◆ Task instructions ◆
Keep the lines exact and the pictures out as you repeat the following listing.

Given entries Start Marker

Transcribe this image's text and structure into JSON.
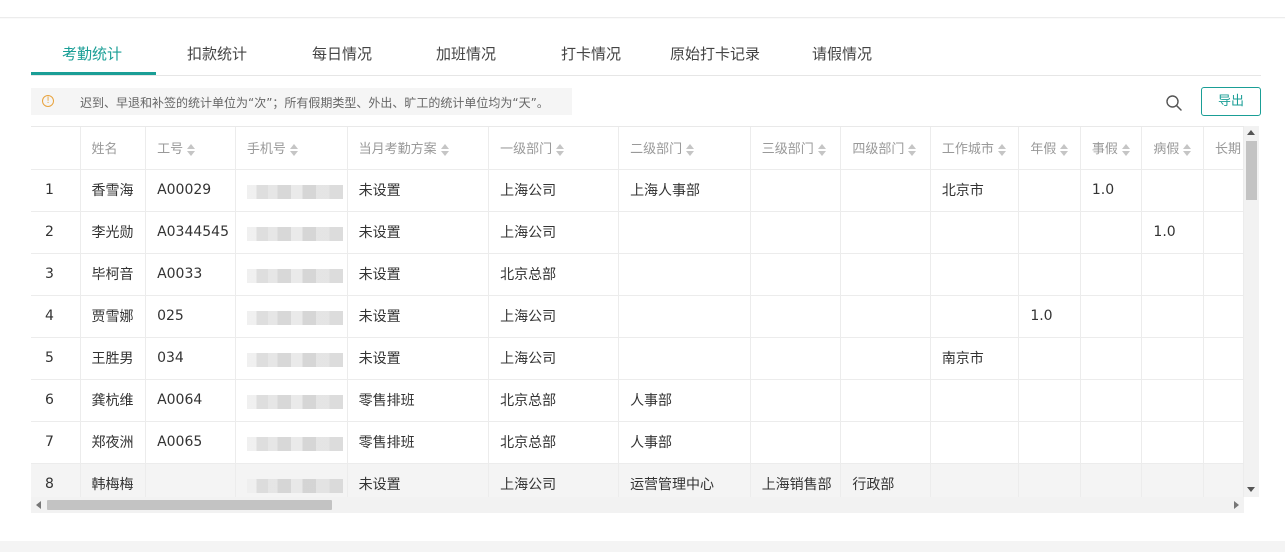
{
  "tabs": [
    {
      "label": "考勤统计",
      "active": true
    },
    {
      "label": "扣款统计",
      "active": false
    },
    {
      "label": "每日情况",
      "active": false
    },
    {
      "label": "加班情况",
      "active": false
    },
    {
      "label": "打卡情况",
      "active": false
    },
    {
      "label": "原始打卡记录",
      "active": false
    },
    {
      "label": "请假情况",
      "active": false
    }
  ],
  "notice": {
    "icon": "info-icon",
    "text": "迟到、早退和补签的统计单位为“次”；所有假期类型、外出、旷工的统计单位均为“天”。"
  },
  "toolbar": {
    "search_icon": "search-icon",
    "export_label": "导出"
  },
  "table": {
    "columns": [
      "",
      "姓名",
      "工号",
      "手机号",
      "当月考勤方案",
      "一级部门",
      "二级部门",
      "三级部门",
      "四级部门",
      "工作城市",
      "年假",
      "事假",
      "病假",
      "长期"
    ],
    "rows": [
      {
        "idx": "1",
        "name": "香雪海",
        "id": "A00029",
        "plan": "未设置",
        "d1": "上海公司",
        "d2": "上海人事部",
        "d3": "",
        "d4": "",
        "city": "北京市",
        "annual": "",
        "personal": "1.0",
        "sick": ""
      },
      {
        "idx": "2",
        "name": "李光勋",
        "id": "A0344545",
        "plan": "未设置",
        "d1": "上海公司",
        "d2": "",
        "d3": "",
        "d4": "",
        "city": "",
        "annual": "",
        "personal": "",
        "sick": "1.0"
      },
      {
        "idx": "3",
        "name": "毕柯音",
        "id": "A0033",
        "plan": "未设置",
        "d1": "北京总部",
        "d2": "",
        "d3": "",
        "d4": "",
        "city": "",
        "annual": "",
        "personal": "",
        "sick": ""
      },
      {
        "idx": "4",
        "name": "贾雪娜",
        "id": "025",
        "plan": "未设置",
        "d1": "上海公司",
        "d2": "",
        "d3": "",
        "d4": "",
        "city": "",
        "annual": "1.0",
        "personal": "",
        "sick": ""
      },
      {
        "idx": "5",
        "name": "王胜男",
        "id": "034",
        "plan": "未设置",
        "d1": "上海公司",
        "d2": "",
        "d3": "",
        "d4": "",
        "city": "南京市",
        "annual": "",
        "personal": "",
        "sick": ""
      },
      {
        "idx": "6",
        "name": "龚杭维",
        "id": "A0064",
        "plan": "零售排班",
        "d1": "北京总部",
        "d2": "人事部",
        "d3": "",
        "d4": "",
        "city": "",
        "annual": "",
        "personal": "",
        "sick": ""
      },
      {
        "idx": "7",
        "name": "郑夜洲",
        "id": "A0065",
        "plan": "零售排班",
        "d1": "北京总部",
        "d2": "人事部",
        "d3": "",
        "d4": "",
        "city": "",
        "annual": "",
        "personal": "",
        "sick": ""
      },
      {
        "idx": "8",
        "name": "韩梅梅",
        "id": "",
        "plan": "未设置",
        "d1": "上海公司",
        "d2": "运营管理中心",
        "d3": "上海销售部",
        "d4": "行政部",
        "city": "",
        "annual": "",
        "personal": "",
        "sick": ""
      }
    ]
  },
  "colors": {
    "accent": "#1a9e96",
    "warning": "#e8a33d"
  }
}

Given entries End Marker

◆ Response below ◆
Transcribe this image's text and structure into JSON.
{
  "tabs": [
    {
      "label": "考勤统计",
      "active": true
    },
    {
      "label": "扣款统计",
      "active": false
    },
    {
      "label": "每日情况",
      "active": false
    },
    {
      "label": "加班情况",
      "active": false
    },
    {
      "label": "打卡情况",
      "active": false
    },
    {
      "label": "原始打卡记录",
      "active": false
    },
    {
      "label": "请假情况",
      "active": false
    }
  ],
  "notice": {
    "icon": "info-icon",
    "text": "迟到、早退和补签的统计单位为“次”；所有假期类型、外出、旷工的统计单位均为“天”。"
  },
  "toolbar": {
    "search_icon": "search-icon",
    "export_label": "导出"
  },
  "table": {
    "columns": [
      "",
      "姓名",
      "工号",
      "手机号",
      "当月考勤方案",
      "一级部门",
      "二级部门",
      "三级部门",
      "四级部门",
      "工作城市",
      "年假",
      "事假",
      "病假",
      "长期"
    ],
    "rows": [
      {
        "idx": "1",
        "name": "香雪海",
        "id": "A00029",
        "plan": "未设置",
        "d1": "上海公司",
        "d2": "上海人事部",
        "d3": "",
        "d4": "",
        "city": "北京市",
        "annual": "",
        "personal": "1.0",
        "sick": ""
      },
      {
        "idx": "2",
        "name": "李光勋",
        "id": "A0344545",
        "plan": "未设置",
        "d1": "上海公司",
        "d2": "",
        "d3": "",
        "d4": "",
        "city": "",
        "annual": "",
        "personal": "",
        "sick": "1.0"
      },
      {
        "idx": "3",
        "name": "毕柯音",
        "id": "A0033",
        "plan": "未设置",
        "d1": "北京总部",
        "d2": "",
        "d3": "",
        "d4": "",
        "city": "",
        "annual": "",
        "personal": "",
        "sick": ""
      },
      {
        "idx": "4",
        "name": "贾雪娜",
        "id": "025",
        "plan": "未设置",
        "d1": "上海公司",
        "d2": "",
        "d3": "",
        "d4": "",
        "city": "",
        "annual": "1.0",
        "personal": "",
        "sick": ""
      },
      {
        "idx": "5",
        "name": "王胜男",
        "id": "034",
        "plan": "未设置",
        "d1": "上海公司",
        "d2": "",
        "d3": "",
        "d4": "",
        "city": "南京市",
        "annual": "",
        "personal": "",
        "sick": ""
      },
      {
        "idx": "6",
        "name": "龚杭维",
        "id": "A0064",
        "plan": "零售排班",
        "d1": "北京总部",
        "d2": "人事部",
        "d3": "",
        "d4": "",
        "city": "",
        "annual": "",
        "personal": "",
        "sick": ""
      },
      {
        "idx": "7",
        "name": "郑夜洲",
        "id": "A0065",
        "plan": "零售排班",
        "d1": "北京总部",
        "d2": "人事部",
        "d3": "",
        "d4": "",
        "city": "",
        "annual": "",
        "personal": "",
        "sick": ""
      },
      {
        "idx": "8",
        "name": "韩梅梅",
        "id": "",
        "plan": "未设置",
        "d1": "上海公司",
        "d2": "运营管理中心",
        "d3": "上海销售部",
        "d4": "行政部",
        "city": "",
        "annual": "",
        "personal": "",
        "sick": ""
      }
    ]
  },
  "colors": {
    "accent": "#1a9e96",
    "warning": "#e8a33d"
  }
}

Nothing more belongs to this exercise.